- Vladimir Brodziansky leads TCU with 15.3 points per game and has scored in double figures in the last 12 games.
- Brodziansky ranks fourth all-time at TCU in career blocks (152) and 20th in career points (1,190).
- Freshman Kouat Noi is shooting 47.4 percent from 3-point range in Big 12 play, the sixth-best in the conference.
About the Opponent
- Oklahoma State is coming off a 66-65 loss at Arkansas on Saturday in the Big 12/SEC Challenge.
- The Cowboys earned a signature win on Jan. 20 when they knocked off No. 4 Oklahoma, 83-81 (OT).
- OSU is led in scoring by Jeffrey Carroll, who is averaging 15.7 points per game, which ranks 10th in the Big 12.
About the Series
- Oklahoma State leads the all-time series 25-4 with an 11-1 advantage in Stillwater.
- TCU’s only win in Stillwater was a 37-16 victory during the 1924-25 season.
Three Pointers From Everyone
TCU has been one of the best shooting teams in the nation all season. Part of the reason the Frogs are so good is because of the number of weapons from 3-point range. TCU has eight players who have made 10 or more 3-pointers this season.
TCU’s six losses, have come by five or fewer points, a total of 19 points and an average of 3.2 points per game. The Frogs’ last three regular-season losses of the 2016-17 season came by five or fewer points, so TCU’s last nine regular-season losses have come by a margin of five or less. In the 64 Big 12 losses prior to the 2016-17 season, Jamie Dixon’s first year, only six were by five or fewer points.
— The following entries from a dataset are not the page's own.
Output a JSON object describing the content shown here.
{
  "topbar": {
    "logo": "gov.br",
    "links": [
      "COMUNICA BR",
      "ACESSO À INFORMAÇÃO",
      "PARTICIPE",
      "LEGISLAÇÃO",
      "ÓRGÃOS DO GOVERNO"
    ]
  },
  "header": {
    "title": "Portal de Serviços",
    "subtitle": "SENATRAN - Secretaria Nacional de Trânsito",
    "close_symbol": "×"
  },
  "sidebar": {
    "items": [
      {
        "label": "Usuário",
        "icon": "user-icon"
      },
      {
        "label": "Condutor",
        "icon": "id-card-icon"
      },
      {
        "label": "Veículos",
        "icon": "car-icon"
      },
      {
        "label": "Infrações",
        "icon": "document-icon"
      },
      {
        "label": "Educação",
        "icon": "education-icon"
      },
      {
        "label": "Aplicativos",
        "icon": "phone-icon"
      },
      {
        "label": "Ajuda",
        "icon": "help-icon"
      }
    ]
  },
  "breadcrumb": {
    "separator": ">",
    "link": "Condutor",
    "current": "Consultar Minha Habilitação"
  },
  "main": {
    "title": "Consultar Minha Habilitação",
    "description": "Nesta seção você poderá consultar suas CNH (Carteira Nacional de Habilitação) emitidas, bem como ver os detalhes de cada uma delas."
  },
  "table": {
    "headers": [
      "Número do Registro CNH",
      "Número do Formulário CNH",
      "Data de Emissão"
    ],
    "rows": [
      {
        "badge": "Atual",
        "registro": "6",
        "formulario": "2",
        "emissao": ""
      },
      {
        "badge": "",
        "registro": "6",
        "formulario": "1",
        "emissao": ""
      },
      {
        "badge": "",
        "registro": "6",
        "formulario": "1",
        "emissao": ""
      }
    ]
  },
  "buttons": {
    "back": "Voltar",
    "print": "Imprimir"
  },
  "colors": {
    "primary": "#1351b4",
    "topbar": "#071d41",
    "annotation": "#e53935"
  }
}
Robinson Without Fisher
The loss of Jaylen Fisher has translated to a bigger role for junior guard Alex Robinson. In the first 17 games of the season, Robinson averaged 7.4 points, 4.9 assists, 1.9 rebounds and 26.7 minutes per game. Since Fisher was ruled out for the season on Jan. 17, Robinson has averaged 12.8 points, 10.3 assists, 4.3 rebounds and 38.5 minutes over four games. Robinson has played 154 of a total 160 minutes in those games.
No Free Throws
TCU did not attempt a free throw in its 81-78 loss at Vanderbilt on Jan. 27. The Frogs became the third team this season to not attempt a free throw, joining Virginia against Wisconsin on Nov. 27 and Northern Iowa vs. Villanova on Nov. 24.
- TCU became the second team in Big 12 history with zero free throw attempts in a game. Colorado had none on Feb. 23, 2008 at Missouri.
- It was the first time TCU had not attempted a free throw since prior to the 1996-97 season, which is as far as STATS Research dates back to.
Shooting and Scoring
- TCU ranks second in the Big 12 and sixth in the NCAA in scoring offense (86.8). TCU has not averaged 80 or more points per game in a season since the 2002-03 campaign where it averaged 80.4. Last year’s NIT championship team averaged 69.7 points.
- TCU ranks first in the Big 12 and 13th in the NCAA in field goal shooting (50.3%). TCU has never averaged 50 percent or better in a season.
- TCU ranks second in the Big 12 and 20th in the NCAA in 3-point shooting (40.3%).
- Over 60 percent of TCU’s field goals (659) were assisted (418), a percentage of 63.4. The Frogs rank first in the Big 12 and second in the NCAA in assists per game (19.9).
- TCU’s offensive efficiency ranks fifth at 121.5 according to KenPom.com.
- TCU has scored over 90 points eight times this season. It’s the most times the Frogs have scored 90 or more in a season since the 2001-02 season when they did it 13 times.
Kenrich Williams is one of 10 players in TCU history with 700 career rebounds. The senior is in 9th on the all-time list with 772 boards. He is the first person since 1998 to join the 700-club.
Senior Vladimir Brodziansky is the 34th member of the 1,000-point club. At 1,190 points, the Slovakian is 18th on the all-time scoring list. At 994 points, senior Kenrich Williams is six points from 1,000 for his career. Williams could become the eighth player in TCU history with 1,000 points and 700 rebounds. Both are in their third season with the Horned Frogs.